The slope from McGill Pass down to Bostock faces just about due south and it had been cooking in the hot sun all day. The heavy wet snow was diabolical. We thrashed around a bit after skiing below the usual exit route but eventually got our bearings after booting back up to the summer hiking trail.

A wry smile from Brenda

It was a super trip and well worth the effort. Bugs to Rogers next year?

Sunday, April 17, 2011

Bonney Glacier

We had only gone up Loop Brook on days with poor visibility, the treeline skiing being one of the better options when things are clagged in at Rogers Pass. On my last visit I resolved to come back on a sunny day to do a bit of exploring. Inspired by recent photos from fellow Kelowna blogger Loïc we ventured up there on a glorious day over the weekend before Easter.
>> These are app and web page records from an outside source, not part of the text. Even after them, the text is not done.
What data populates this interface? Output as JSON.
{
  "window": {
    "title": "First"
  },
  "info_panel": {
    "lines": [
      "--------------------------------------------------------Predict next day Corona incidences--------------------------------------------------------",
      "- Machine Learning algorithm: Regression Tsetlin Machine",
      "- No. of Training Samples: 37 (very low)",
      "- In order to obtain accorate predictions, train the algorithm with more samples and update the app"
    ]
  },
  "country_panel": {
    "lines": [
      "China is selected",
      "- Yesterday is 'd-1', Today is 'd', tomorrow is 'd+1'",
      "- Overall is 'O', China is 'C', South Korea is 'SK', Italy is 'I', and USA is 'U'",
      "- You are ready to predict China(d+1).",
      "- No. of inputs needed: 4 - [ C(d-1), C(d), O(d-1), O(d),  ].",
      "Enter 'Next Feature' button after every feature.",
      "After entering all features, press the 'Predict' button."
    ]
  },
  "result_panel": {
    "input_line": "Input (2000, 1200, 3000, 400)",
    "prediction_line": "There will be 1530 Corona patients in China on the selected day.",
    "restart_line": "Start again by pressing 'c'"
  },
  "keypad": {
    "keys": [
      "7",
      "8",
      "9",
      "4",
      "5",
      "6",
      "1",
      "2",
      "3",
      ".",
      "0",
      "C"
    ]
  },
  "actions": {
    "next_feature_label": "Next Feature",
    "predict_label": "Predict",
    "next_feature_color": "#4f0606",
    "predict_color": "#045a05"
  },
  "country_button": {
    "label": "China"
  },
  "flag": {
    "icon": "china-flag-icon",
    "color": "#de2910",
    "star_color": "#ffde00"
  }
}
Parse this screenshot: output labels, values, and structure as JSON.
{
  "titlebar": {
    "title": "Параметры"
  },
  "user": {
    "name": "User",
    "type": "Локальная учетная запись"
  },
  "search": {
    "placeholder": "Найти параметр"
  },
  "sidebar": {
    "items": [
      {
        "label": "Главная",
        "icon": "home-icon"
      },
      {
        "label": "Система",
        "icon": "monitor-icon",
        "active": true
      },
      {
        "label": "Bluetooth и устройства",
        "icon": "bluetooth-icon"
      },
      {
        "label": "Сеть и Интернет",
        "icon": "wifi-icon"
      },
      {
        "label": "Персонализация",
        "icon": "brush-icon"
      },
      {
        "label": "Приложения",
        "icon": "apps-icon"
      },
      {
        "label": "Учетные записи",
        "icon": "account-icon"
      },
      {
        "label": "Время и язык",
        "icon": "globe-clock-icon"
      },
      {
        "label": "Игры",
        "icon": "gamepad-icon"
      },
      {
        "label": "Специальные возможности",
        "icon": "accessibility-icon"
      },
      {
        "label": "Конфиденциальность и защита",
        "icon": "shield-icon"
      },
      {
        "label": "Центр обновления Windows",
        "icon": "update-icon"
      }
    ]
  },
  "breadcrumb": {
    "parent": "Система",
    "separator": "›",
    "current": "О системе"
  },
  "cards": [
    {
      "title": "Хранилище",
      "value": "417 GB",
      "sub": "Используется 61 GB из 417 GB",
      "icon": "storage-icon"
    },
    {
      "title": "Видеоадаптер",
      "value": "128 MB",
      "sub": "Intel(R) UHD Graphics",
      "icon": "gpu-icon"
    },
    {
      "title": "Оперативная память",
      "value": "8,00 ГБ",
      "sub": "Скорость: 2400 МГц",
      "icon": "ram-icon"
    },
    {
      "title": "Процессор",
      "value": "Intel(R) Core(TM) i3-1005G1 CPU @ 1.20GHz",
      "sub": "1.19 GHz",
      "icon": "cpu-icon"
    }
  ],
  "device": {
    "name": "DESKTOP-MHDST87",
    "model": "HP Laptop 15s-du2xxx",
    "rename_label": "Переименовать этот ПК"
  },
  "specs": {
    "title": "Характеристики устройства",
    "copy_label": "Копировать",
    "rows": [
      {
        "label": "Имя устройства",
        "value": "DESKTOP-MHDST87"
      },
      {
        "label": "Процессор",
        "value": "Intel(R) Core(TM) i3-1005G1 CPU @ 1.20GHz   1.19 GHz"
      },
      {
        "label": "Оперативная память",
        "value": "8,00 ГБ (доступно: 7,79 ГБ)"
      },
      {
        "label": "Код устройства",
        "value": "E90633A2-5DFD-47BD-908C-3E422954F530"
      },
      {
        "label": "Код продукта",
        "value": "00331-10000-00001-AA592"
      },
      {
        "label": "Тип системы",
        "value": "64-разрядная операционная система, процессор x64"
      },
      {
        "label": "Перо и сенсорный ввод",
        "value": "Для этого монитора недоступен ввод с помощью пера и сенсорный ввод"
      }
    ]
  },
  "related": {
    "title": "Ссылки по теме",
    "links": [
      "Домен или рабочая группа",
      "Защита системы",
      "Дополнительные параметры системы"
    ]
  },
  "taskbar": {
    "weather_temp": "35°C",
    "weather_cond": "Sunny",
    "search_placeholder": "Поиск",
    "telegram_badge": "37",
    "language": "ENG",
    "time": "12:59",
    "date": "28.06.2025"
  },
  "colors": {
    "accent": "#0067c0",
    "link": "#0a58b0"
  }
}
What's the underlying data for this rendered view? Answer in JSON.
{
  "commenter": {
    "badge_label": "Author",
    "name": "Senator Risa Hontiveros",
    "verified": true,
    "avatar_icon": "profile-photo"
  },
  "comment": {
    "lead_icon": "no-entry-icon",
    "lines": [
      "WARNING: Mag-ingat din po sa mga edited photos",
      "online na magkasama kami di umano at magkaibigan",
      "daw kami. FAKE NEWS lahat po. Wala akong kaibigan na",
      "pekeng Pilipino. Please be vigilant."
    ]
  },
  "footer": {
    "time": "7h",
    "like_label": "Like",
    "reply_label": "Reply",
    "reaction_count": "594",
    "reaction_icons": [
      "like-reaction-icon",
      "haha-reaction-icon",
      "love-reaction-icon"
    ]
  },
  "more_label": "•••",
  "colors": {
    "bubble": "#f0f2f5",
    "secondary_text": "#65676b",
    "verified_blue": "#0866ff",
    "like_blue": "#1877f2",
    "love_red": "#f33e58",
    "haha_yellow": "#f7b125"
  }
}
With the warm temperatures we were looking for that mythical high, north, and sheltered terrain that would still be holding cold snow.

Climbing up above the moraines we then made a high traverse across the glacier towards the Bonney-Green col. Following an old skin track for a while we noticed that a mouse had also been using the track; the prints looked so sharp in the fine snow, we joked that the mouse must be running along just ahead of us. This went on for a few hundred meters until we came across the very mouse itself. Well, ex-mouse anyway. Poor thing looked like he'd just keeled over a few minutes ago. Still warm (yes I checked).

As we climbed higher the snow started to dry out. We hadn't figured out exactly how we were going to ski back down, so just as the sun began to disappear behind some high clouds we sneaked through a rock band at around 2400m and started to look for an exit. A rocky rib looked to offer the shaded run that we were after.

Not entirely sure that it would go, we nevertheless ripped off the skins and headed down. Wowee! 500 meters of cold light snow all the way down to the head of the valley.

Where we came across "interesting mouse incident" number two. Not sure if this is clear in the photo (click to enlarge) but mouse tracks come in from the left, wing and tail impression, no mouse tracks leaving the scene.

The rodents are taking a beating in Loop Brook.

Saturday, April 02, 2011

Hermit Meadows

Steve has developed a penchant for the Tupper Traverse this spring, trying to get us up there several times lately. The weather on Saturday wasn't overly sympathetic to the idea, but we're aways happy to oblige Steve with his eccentric notions so we shuttled a car to Stone Arch and began tromping up towards Hermit Meadows.

Saw a white rabbit, and *this* time had my camera.

We quickly realized that on this day we weren't going to get over Tupper; the trail breaking was diabolical and we were getting 60-70cm of ski penetration in storm snow over moist snow over sun crust. The weather completely crapped out too and we couldn't see a darn thing.

We pulled the plug at around 2100m and did a couple of laps below the Hermit Meadows campsite.

The skiing was pretty tough though, as evidenced by Henry's looping double-eject swan dive face plant.

To top the day off I had an awkward tumble when a snowy ledge collapsed underneath my skis with a loud whoomph! I dropped several feet and landed sideways on a hard wind roll. At first everything seemed okay but by the time we reached the car I knew something was definitely wrong.

To make a long story short, the doctor says I've cracked a couple of ribs. What a drag. Hurts like stink.